Also, I'm not sure if you turned on the TV or read the newspaper in the past three months, but he is also the most fined player in the NFL and has increased the NFL's awareness of helmet to helmet hits.
Furthermore, Harrison is the owner of possibly the most exciting play in Super Bowl history (100 INT return in Super Bowl XLIII) and was defensive POY in 2008.
To think, all of this from a guy that was cut three times, and was considered too small coming out of Kent State.
The only thing hurting his candidacy is that he got a late jump on his career and may not have the longevity to make it to the Hall.
Hall of Fame Chances - 45 percent
Ward's career is reaching its end, but what a career it's been. He was initially drafted out of Georgia, where he played quarterback, and will retire as the Steelers all-time leader in nearly every receiving category. He is now overshadowed by Mike Wallace's big play ability, but he still is the most consistent threat on the team.
Ward is widely regarded as the best blocking WR in NFL history, but he faces stiff competition from the likes of Terrell Owens, Marvin Harrison, Torry Holt, Reggie Wayne, etc., not to mention Cris Carter and Tim Brown.
What sets Ward apart is the fact that he is a Super Bowl MVP, possible three-time Super Bowl champion, and that both John Stallworth and Lynn Swann are in the HOF, setting precedence.
Hall of Fame Chances - 75 percent
Polamalu is the ultimate game changer. His style is so unorthodox that it creates phenomenal plays (or leaves blatant coverage gaps as any Steeler fan has seen). He has changed the safety position forever along with Ed Reed, making it a team focal point, rather than a place that declining corners play at the end of their career.
Polamalu will be remembered for the numerous key plays he has made over the years (Joe Flacco probably sees Polamalu in his nightmares). He is a silent, but great leader on the team.
His ultimate contribution is that you never hear a bad word about him from anyone. Never will you see him go on TV and bad mouth a teammate or someone from the other team. He is the ultimate lead-by-example player.
Not to mention, his jersey lead the NFL in sales this season (previously unthinkable for a safety).

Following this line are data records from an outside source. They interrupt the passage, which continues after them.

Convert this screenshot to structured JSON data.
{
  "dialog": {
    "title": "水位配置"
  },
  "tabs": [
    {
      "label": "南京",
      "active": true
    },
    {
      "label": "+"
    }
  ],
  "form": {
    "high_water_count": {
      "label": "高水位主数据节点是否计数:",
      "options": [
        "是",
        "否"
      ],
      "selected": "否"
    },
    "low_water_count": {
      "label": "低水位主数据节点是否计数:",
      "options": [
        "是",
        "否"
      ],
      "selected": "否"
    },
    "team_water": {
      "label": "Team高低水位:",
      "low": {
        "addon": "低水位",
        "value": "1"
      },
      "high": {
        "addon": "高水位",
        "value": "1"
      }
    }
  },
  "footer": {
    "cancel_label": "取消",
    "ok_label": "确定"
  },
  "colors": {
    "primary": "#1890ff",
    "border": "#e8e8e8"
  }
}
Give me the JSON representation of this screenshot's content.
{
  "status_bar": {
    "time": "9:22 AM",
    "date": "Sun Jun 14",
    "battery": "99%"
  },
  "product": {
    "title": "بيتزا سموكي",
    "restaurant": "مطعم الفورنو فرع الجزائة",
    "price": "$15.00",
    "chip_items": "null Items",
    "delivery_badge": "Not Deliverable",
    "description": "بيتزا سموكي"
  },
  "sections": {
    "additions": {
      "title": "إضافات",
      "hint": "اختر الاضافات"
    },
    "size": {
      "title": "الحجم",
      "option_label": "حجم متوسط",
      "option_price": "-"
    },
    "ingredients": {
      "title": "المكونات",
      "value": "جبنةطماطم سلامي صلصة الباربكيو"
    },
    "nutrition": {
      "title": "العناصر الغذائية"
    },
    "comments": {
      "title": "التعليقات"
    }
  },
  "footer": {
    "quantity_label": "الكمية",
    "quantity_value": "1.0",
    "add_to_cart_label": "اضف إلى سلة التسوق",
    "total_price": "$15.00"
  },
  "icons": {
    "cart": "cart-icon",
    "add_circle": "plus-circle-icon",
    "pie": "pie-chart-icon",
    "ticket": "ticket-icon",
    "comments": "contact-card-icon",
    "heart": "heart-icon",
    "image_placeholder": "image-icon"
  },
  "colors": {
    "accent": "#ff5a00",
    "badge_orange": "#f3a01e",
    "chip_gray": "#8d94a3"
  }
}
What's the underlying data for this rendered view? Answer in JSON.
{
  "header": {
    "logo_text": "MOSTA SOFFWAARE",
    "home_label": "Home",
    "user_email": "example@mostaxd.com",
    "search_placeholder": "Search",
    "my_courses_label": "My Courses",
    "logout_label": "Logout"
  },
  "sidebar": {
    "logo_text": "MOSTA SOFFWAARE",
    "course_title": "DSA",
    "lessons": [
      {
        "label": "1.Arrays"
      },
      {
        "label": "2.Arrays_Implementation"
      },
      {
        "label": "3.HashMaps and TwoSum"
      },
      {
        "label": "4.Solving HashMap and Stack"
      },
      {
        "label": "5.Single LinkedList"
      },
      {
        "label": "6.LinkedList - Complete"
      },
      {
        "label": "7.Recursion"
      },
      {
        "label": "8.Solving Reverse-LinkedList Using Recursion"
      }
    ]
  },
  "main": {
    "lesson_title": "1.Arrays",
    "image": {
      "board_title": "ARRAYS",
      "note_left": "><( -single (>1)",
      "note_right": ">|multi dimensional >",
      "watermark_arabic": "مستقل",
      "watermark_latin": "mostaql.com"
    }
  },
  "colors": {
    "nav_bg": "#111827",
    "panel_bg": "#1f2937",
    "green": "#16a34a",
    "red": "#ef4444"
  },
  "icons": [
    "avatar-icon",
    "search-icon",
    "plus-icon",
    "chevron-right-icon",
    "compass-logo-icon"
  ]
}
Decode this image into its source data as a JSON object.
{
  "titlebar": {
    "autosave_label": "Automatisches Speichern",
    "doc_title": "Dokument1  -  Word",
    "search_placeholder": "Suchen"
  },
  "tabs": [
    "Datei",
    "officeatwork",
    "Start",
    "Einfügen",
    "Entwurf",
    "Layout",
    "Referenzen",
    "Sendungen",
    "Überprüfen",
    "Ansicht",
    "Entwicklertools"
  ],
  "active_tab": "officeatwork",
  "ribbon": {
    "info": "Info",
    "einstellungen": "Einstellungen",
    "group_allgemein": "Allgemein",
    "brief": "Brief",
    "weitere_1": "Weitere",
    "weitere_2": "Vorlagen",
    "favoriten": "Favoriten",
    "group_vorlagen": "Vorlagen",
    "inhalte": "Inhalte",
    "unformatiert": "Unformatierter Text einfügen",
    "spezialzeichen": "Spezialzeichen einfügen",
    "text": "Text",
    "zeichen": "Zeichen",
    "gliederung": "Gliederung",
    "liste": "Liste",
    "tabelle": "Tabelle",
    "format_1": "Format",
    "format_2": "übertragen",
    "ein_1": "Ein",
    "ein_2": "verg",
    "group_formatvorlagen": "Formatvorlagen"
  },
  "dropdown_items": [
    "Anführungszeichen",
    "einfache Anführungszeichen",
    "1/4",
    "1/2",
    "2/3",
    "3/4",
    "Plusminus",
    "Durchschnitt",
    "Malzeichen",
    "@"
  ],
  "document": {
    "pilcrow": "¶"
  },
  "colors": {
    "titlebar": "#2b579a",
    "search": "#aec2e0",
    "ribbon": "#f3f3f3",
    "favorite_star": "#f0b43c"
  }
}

Hall of Fame Chances - 95 percent
He may be one of the most controversial figures in the NFL today, but Ben Roethlisberger wins football games (you may have heard that one before).
I'll be the first person to admit that I did not like Roethlisberger as a person as early as 2005, when the Steelers won Super Bowl XL. He has changed his ways, and is much more visible in the community. He has said and done all of the right things to rebuild his image.
Ultimately, the NFL is a Quarterback driven league. Teams rarely succeed without a top flight QB, and the Steelers are no exception.
He will never match the statistical outputs of Brady, Brees, or Manning. He'll never win the MVP awards because of the way the Steelers offense is built. You may rather have Brady, Brees, or Manning, but give me Roethlisberger any day over those three.
Plus, only Jim Plunkett has won more than one Super Bowl and not made it to the HOF. Roethlisberger has two, and a third would make him a virtual lock.
Hall of Fame Chances - 95 pecent
Obviously, this is open to debate. Feel free to comment and let me know what order you think the current roster should be in, or if there is someone else that I left off that you feel could make it.
Most importantly though, let's take care of business on February 6th and bring home a 7th Lombardi.